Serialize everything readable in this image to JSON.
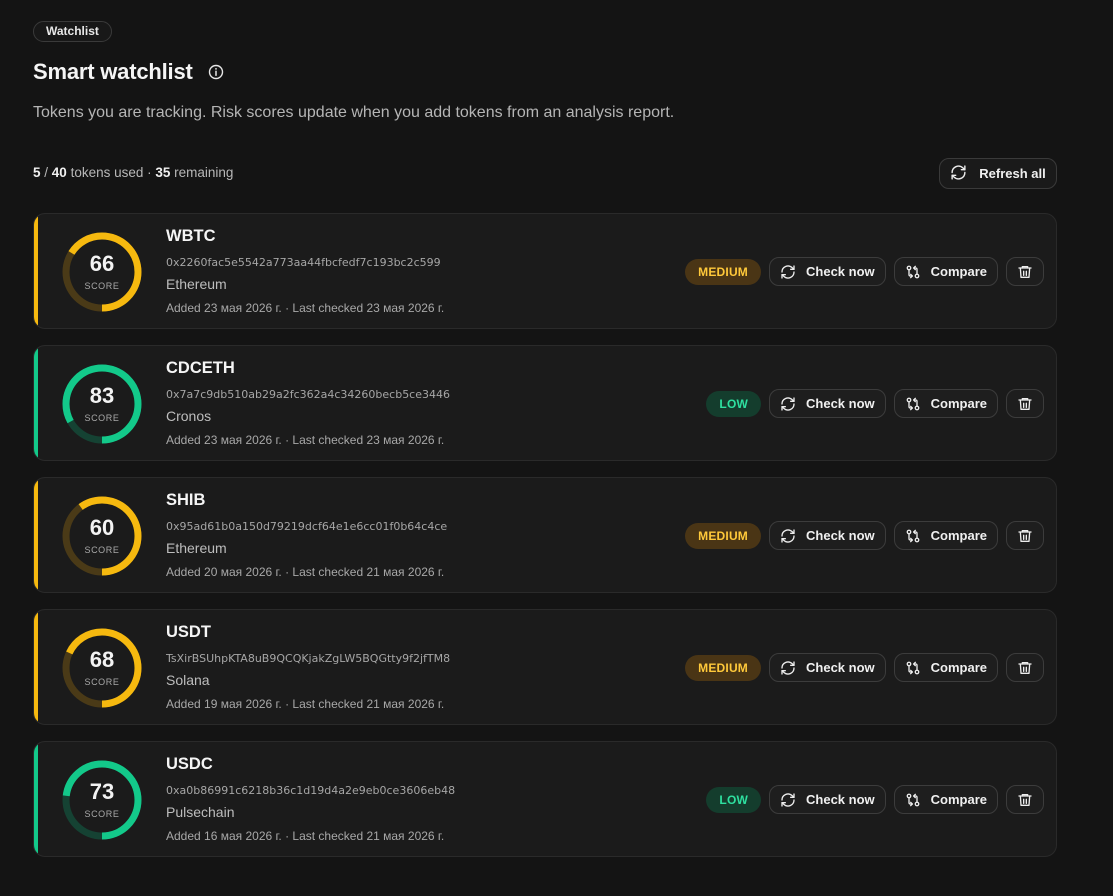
{
  "breadcrumb": "Watchlist",
  "title": "Smart watchlist",
  "subtitle": "Tokens you are tracking. Risk scores update when you add tokens from an analysis report.",
  "usage": {
    "used": "5",
    "separator": " / ",
    "limit": "40",
    "used_text": " tokens used · ",
    "remaining": "35",
    "remaining_text": " remaining"
  },
  "refresh_all_label": "Refresh all",
  "score_label": "SCORE",
  "check_now_label": "Check now",
  "compare_label": "Compare",
  "colors": {
    "medium": "#f6b90f",
    "low": "#13c98a",
    "medium_track": "#4a3a17",
    "low_track": "#154233"
  },
  "tokens": [
    {
      "symbol": "WBTC",
      "score": 66,
      "risk": "MEDIUM",
      "address": "0x2260fac5e5542a773aa44fbcfedf7c193bc2c599",
      "chain": "Ethereum",
      "dates": "Added 23 мая 2026 г. · Last checked 23 мая 2026 г."
    },
    {
      "symbol": "CDCETH",
      "score": 83,
      "risk": "LOW",
      "address": "0x7a7c9db510ab29a2fc362a4c34260becb5ce3446",
      "chain": "Cronos",
      "dates": "Added 23 мая 2026 г. · Last checked 23 мая 2026 г."
    },
    {
      "symbol": "SHIB",
      "score": 60,
      "risk": "MEDIUM",
      "address": "0x95ad61b0a150d79219dcf64e1e6cc01f0b64c4ce",
      "chain": "Ethereum",
      "dates": "Added 20 мая 2026 г. · Last checked 21 мая 2026 г."
    },
    {
      "symbol": "USDT",
      "score": 68,
      "risk": "MEDIUM",
      "address": "TsXirBSUhpKTA8uB9QCQKjakZgLW5BQGtty9f2jfTM8",
      "chain": "Solana",
      "dates": "Added 19 мая 2026 г. · Last checked 21 мая 2026 г."
    },
    {
      "symbol": "USDC",
      "score": 73,
      "risk": "LOW",
      "address": "0xa0b86991c6218b36c1d19d4a2e9eb0ce3606eb48",
      "chain": "Pulsechain",
      "dates": "Added 16 мая 2026 г. · Last checked 21 мая 2026 г."
    }
  ]
}
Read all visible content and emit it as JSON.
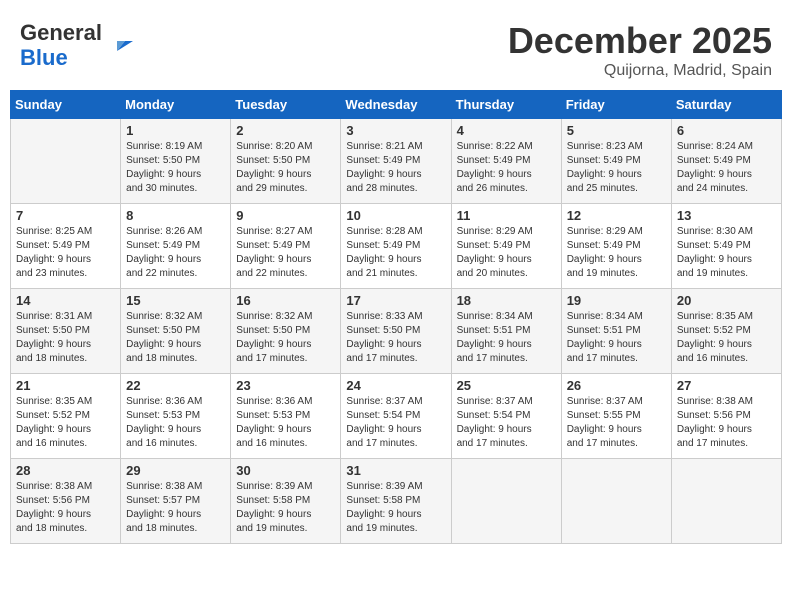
{
  "header": {
    "logo_line1": "General",
    "logo_line2": "Blue",
    "month_year": "December 2025",
    "location": "Quijorna, Madrid, Spain"
  },
  "weekdays": [
    "Sunday",
    "Monday",
    "Tuesday",
    "Wednesday",
    "Thursday",
    "Friday",
    "Saturday"
  ],
  "weeks": [
    [
      {
        "day": null,
        "info": null
      },
      {
        "day": "1",
        "info": "Sunrise: 8:19 AM\nSunset: 5:50 PM\nDaylight: 9 hours\nand 30 minutes."
      },
      {
        "day": "2",
        "info": "Sunrise: 8:20 AM\nSunset: 5:50 PM\nDaylight: 9 hours\nand 29 minutes."
      },
      {
        "day": "3",
        "info": "Sunrise: 8:21 AM\nSunset: 5:49 PM\nDaylight: 9 hours\nand 28 minutes."
      },
      {
        "day": "4",
        "info": "Sunrise: 8:22 AM\nSunset: 5:49 PM\nDaylight: 9 hours\nand 26 minutes."
      },
      {
        "day": "5",
        "info": "Sunrise: 8:23 AM\nSunset: 5:49 PM\nDaylight: 9 hours\nand 25 minutes."
      },
      {
        "day": "6",
        "info": "Sunrise: 8:24 AM\nSunset: 5:49 PM\nDaylight: 9 hours\nand 24 minutes."
      }
    ],
    [
      {
        "day": "7",
        "info": "Sunrise: 8:25 AM\nSunset: 5:49 PM\nDaylight: 9 hours\nand 23 minutes."
      },
      {
        "day": "8",
        "info": "Sunrise: 8:26 AM\nSunset: 5:49 PM\nDaylight: 9 hours\nand 22 minutes."
      },
      {
        "day": "9",
        "info": "Sunrise: 8:27 AM\nSunset: 5:49 PM\nDaylight: 9 hours\nand 22 minutes."
      },
      {
        "day": "10",
        "info": "Sunrise: 8:28 AM\nSunset: 5:49 PM\nDaylight: 9 hours\nand 21 minutes."
      },
      {
        "day": "11",
        "info": "Sunrise: 8:29 AM\nSunset: 5:49 PM\nDaylight: 9 hours\nand 20 minutes."
      },
      {
        "day": "12",
        "info": "Sunrise: 8:29 AM\nSunset: 5:49 PM\nDaylight: 9 hours\nand 19 minutes."
      },
      {
        "day": "13",
        "info": "Sunrise: 8:30 AM\nSunset: 5:49 PM\nDaylight: 9 hours\nand 19 minutes."
      }
    ],
    [
      {
        "day": "14",
        "info": "Sunrise: 8:31 AM\nSunset: 5:50 PM\nDaylight: 9 hours\nand 18 minutes."
      },
      {
        "day": "15",
        "info": "Sunrise: 8:32 AM\nSunset: 5:50 PM\nDaylight: 9 hours\nand 18 minutes."
      },
      {
        "day": "16",
        "info": "Sunrise: 8:32 AM\nSunset: 5:50 PM\nDaylight: 9 hours\nand 17 minutes."
      },
      {
        "day": "17",
        "info": "Sunrise: 8:33 AM\nSunset: 5:50 PM\nDaylight: 9 hours\nand 17 minutes."
      },
      {
        "day": "18",
        "info": "Sunrise: 8:34 AM\nSunset: 5:51 PM\nDaylight: 9 hours\nand 17 minutes."
      },
      {
        "day": "19",
        "info": "Sunrise: 8:34 AM\nSunset: 5:51 PM\nDaylight: 9 hours\nand 17 minutes."
      },
      {
        "day": "20",
        "info": "Sunrise: 8:35 AM\nSunset: 5:52 PM\nDaylight: 9 hours\nand 16 minutes."
      }
    ],
    [
      {
        "day": "21",
        "info": "Sunrise: 8:35 AM\nSunset: 5:52 PM\nDaylight: 9 hours\nand 16 minutes."
      },
      {
        "day": "22",
        "info": "Sunrise: 8:36 AM\nSunset: 5:53 PM\nDaylight: 9 hours\nand 16 minutes."
      },
      {
        "day": "23",
        "info": "Sunrise: 8:36 AM\nSunset: 5:53 PM\nDaylight: 9 hours\nand 16 minutes."
      },
      {
        "day": "24",
        "info": "Sunrise: 8:37 AM\nSunset: 5:54 PM\nDaylight: 9 hours\nand 17 minutes."
      },
      {
        "day": "25",
        "info": "Sunrise: 8:37 AM\nSunset: 5:54 PM\nDaylight: 9 hours\nand 17 minutes."
      },
      {
        "day": "26",
        "info": "Sunrise: 8:37 AM\nSunset: 5:55 PM\nDaylight: 9 hours\nand 17 minutes."
      },
      {
        "day": "27",
        "info": "Sunrise: 8:38 AM\nSunset: 5:56 PM\nDaylight: 9 hours\nand 17 minutes."
      }
    ],
    [
      {
        "day": "28",
        "info": "Sunrise: 8:38 AM\nSunset: 5:56 PM\nDaylight: 9 hours\nand 18 minutes."
      },
      {
        "day": "29",
        "info": "Sunrise: 8:38 AM\nSunset: 5:57 PM\nDaylight: 9 hours\nand 18 minutes."
      },
      {
        "day": "30",
        "info": "Sunrise: 8:39 AM\nSunset: 5:58 PM\nDaylight: 9 hours\nand 19 minutes."
      },
      {
        "day": "31",
        "info": "Sunrise: 8:39 AM\nSunset: 5:58 PM\nDaylight: 9 hours\nand 19 minutes."
      },
      {
        "day": null,
        "info": null
      },
      {
        "day": null,
        "info": null
      },
      {
        "day": null,
        "info": null
      }
    ]
  ]
}
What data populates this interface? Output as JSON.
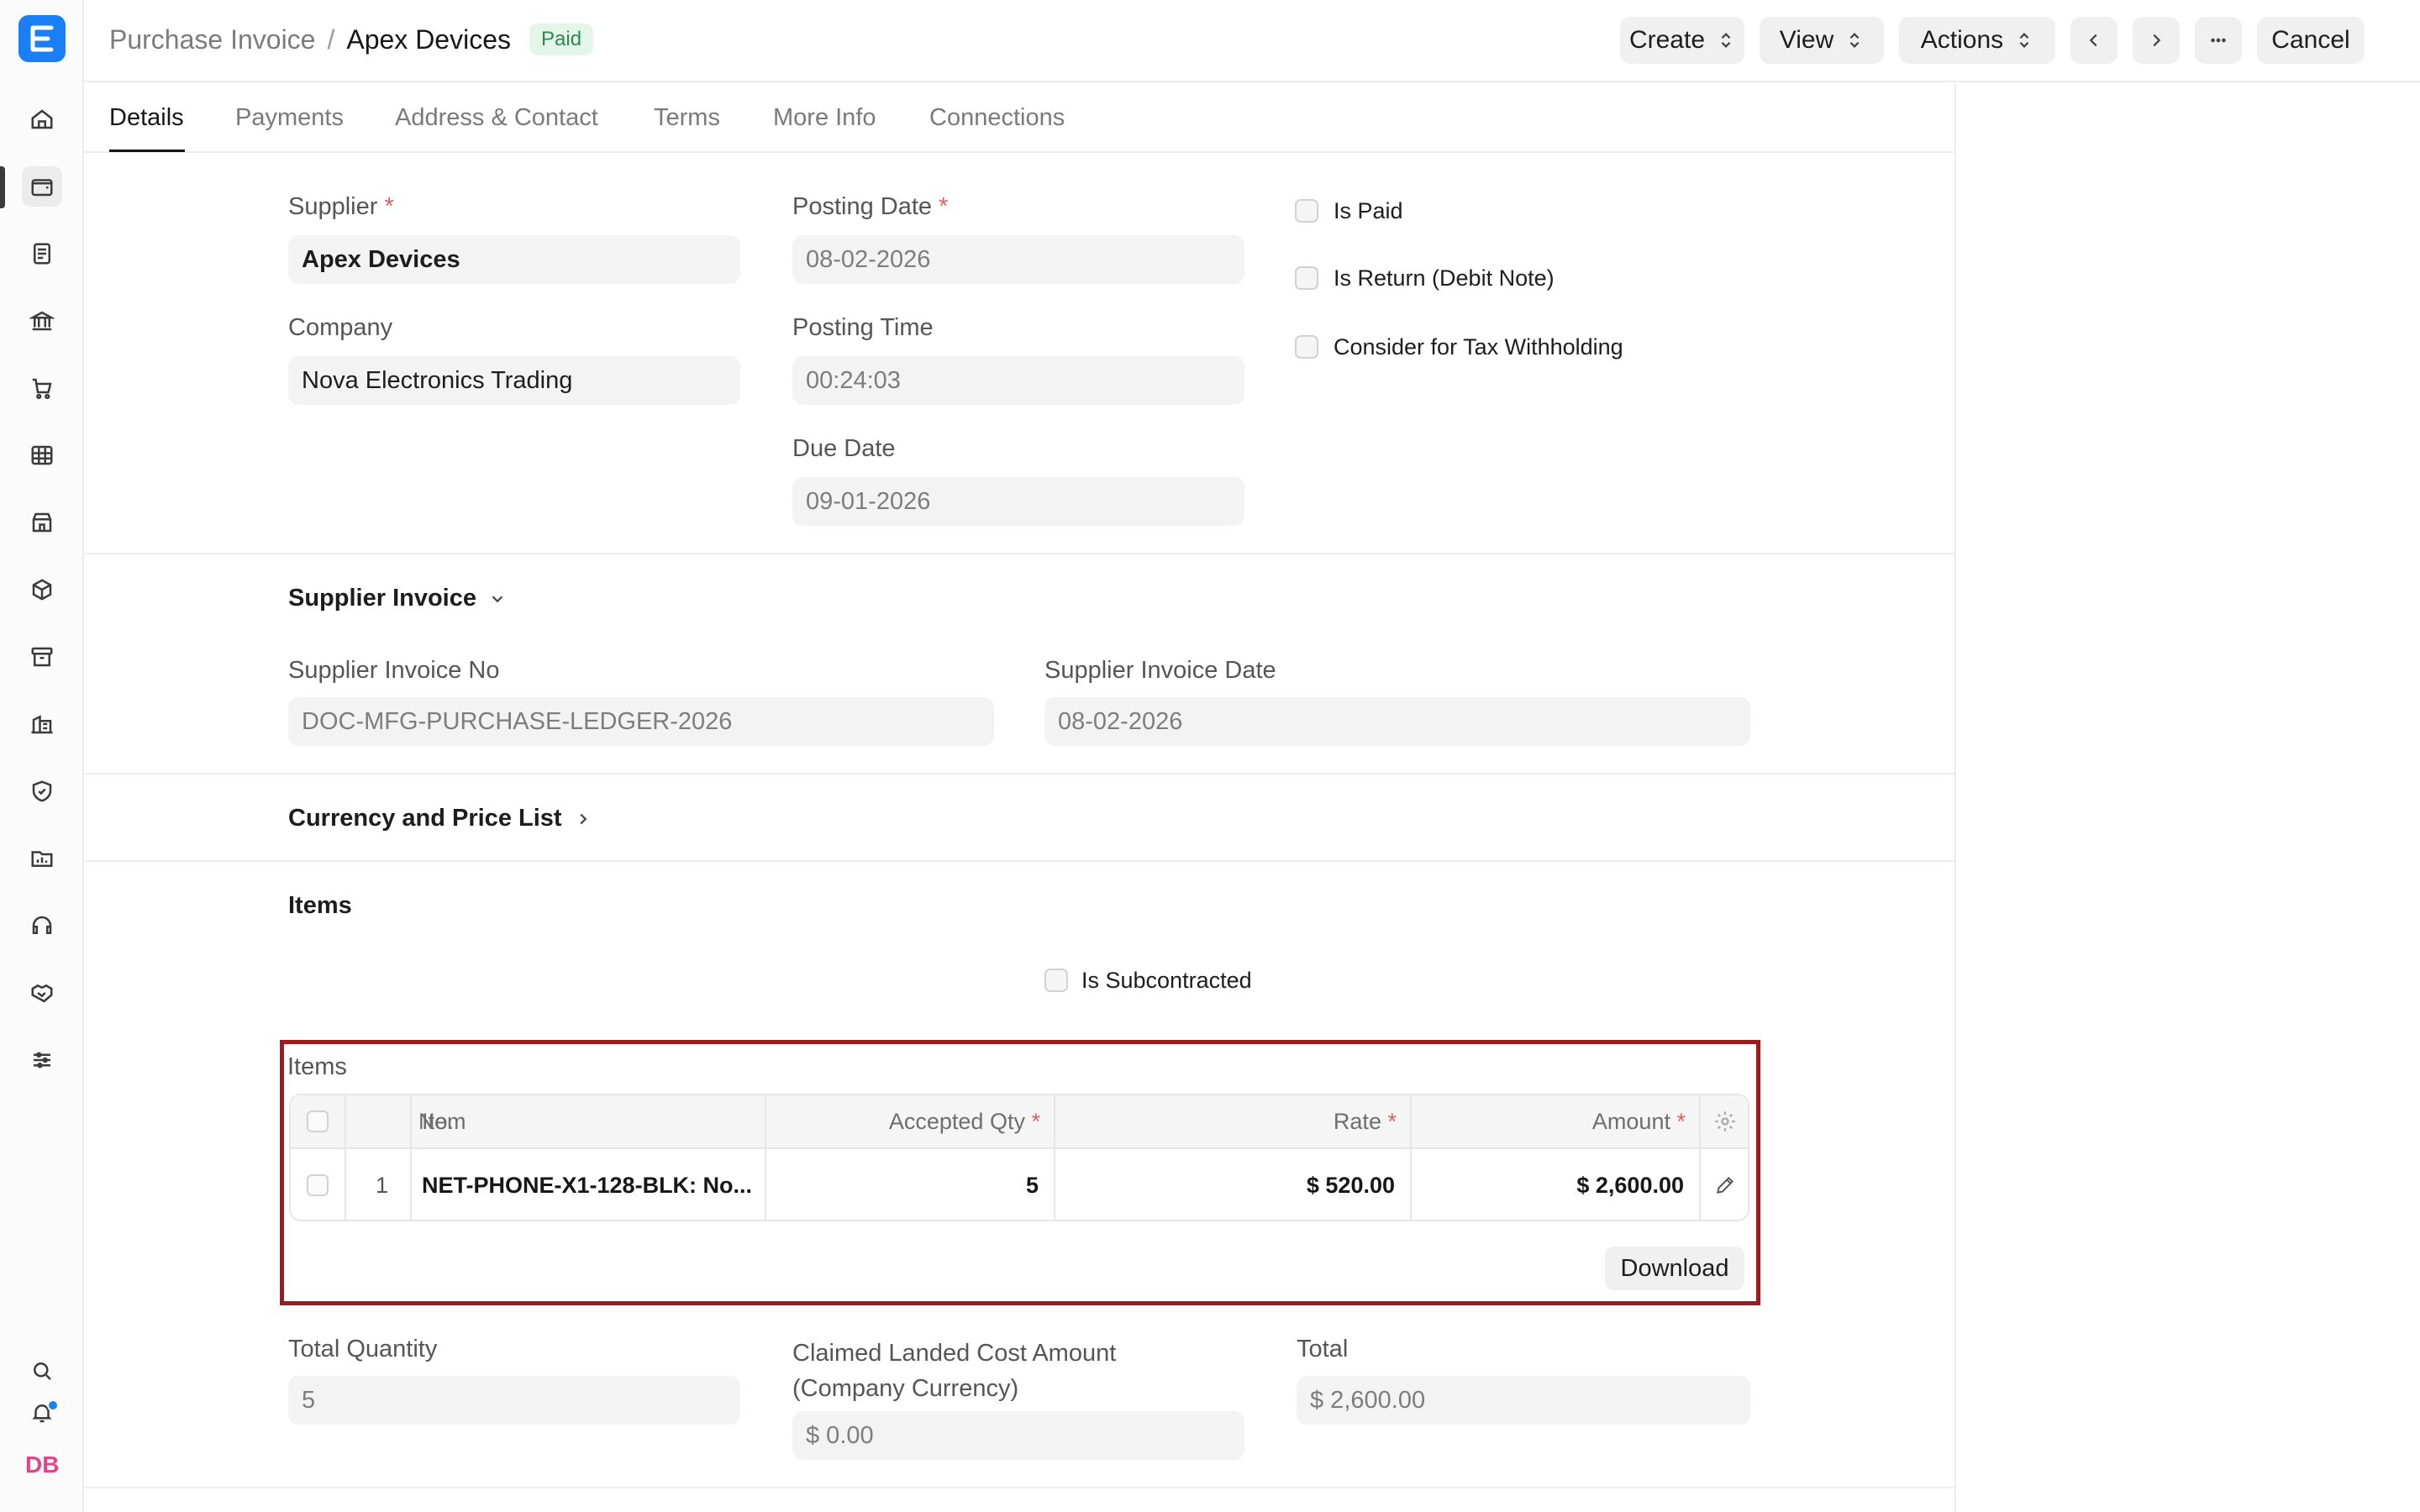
{
  "header": {
    "breadcrumb_parent": "Purchase Invoice",
    "separator": "/",
    "title": "Apex Devices",
    "status": "Paid",
    "create_label": "Create",
    "view_label": "View",
    "actions_label": "Actions",
    "cancel_label": "Cancel"
  },
  "tabs": [
    {
      "label": "Details"
    },
    {
      "label": "Payments"
    },
    {
      "label": "Address & Contact"
    },
    {
      "label": "Terms"
    },
    {
      "label": "More Info"
    },
    {
      "label": "Connections"
    }
  ],
  "form": {
    "supplier_label": "Supplier",
    "supplier_value": "Apex Devices",
    "company_label": "Company",
    "company_value": "Nova Electronics Trading",
    "posting_date_label": "Posting Date",
    "posting_date_value": "08-02-2026",
    "posting_time_label": "Posting Time",
    "posting_time_value": "00:24:03",
    "due_date_label": "Due Date",
    "due_date_value": "09-01-2026",
    "is_paid_label": "Is Paid",
    "is_return_label": "Is Return (Debit Note)",
    "tax_withholding_label": "Consider for Tax Withholding",
    "required_mark": "*"
  },
  "supplier_invoice": {
    "section_title": "Supplier Invoice",
    "no_label": "Supplier Invoice No",
    "no_value": "DOC-MFG-PURCHASE-LEDGER-2026",
    "date_label": "Supplier Invoice Date",
    "date_value": "08-02-2026"
  },
  "currency_section": {
    "title": "Currency and Price List"
  },
  "items_section": {
    "title": "Items",
    "is_subcontracted_label": "Is Subcontracted",
    "table_label": "Items",
    "columns": {
      "no": "No.",
      "item": "Item",
      "qty": "Accepted Qty",
      "rate": "Rate",
      "amount": "Amount"
    },
    "rows": [
      {
        "no": "1",
        "item": "NET-PHONE-X1-128-BLK: No...",
        "qty": "5",
        "rate": "$ 520.00",
        "amount": "$ 2,600.00"
      }
    ],
    "download_label": "Download"
  },
  "totals": {
    "total_qty_label": "Total Quantity",
    "total_qty_value": "5",
    "landed_cost_label_1": "Claimed Landed Cost Amount",
    "landed_cost_label_2": "(Company Currency)",
    "landed_cost_value": "$ 0.00",
    "total_label": "Total",
    "total_value": "$ 2,600.00"
  },
  "user": {
    "initials": "DB"
  }
}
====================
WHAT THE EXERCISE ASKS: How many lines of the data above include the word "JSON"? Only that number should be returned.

YOUR SOLUTION: 3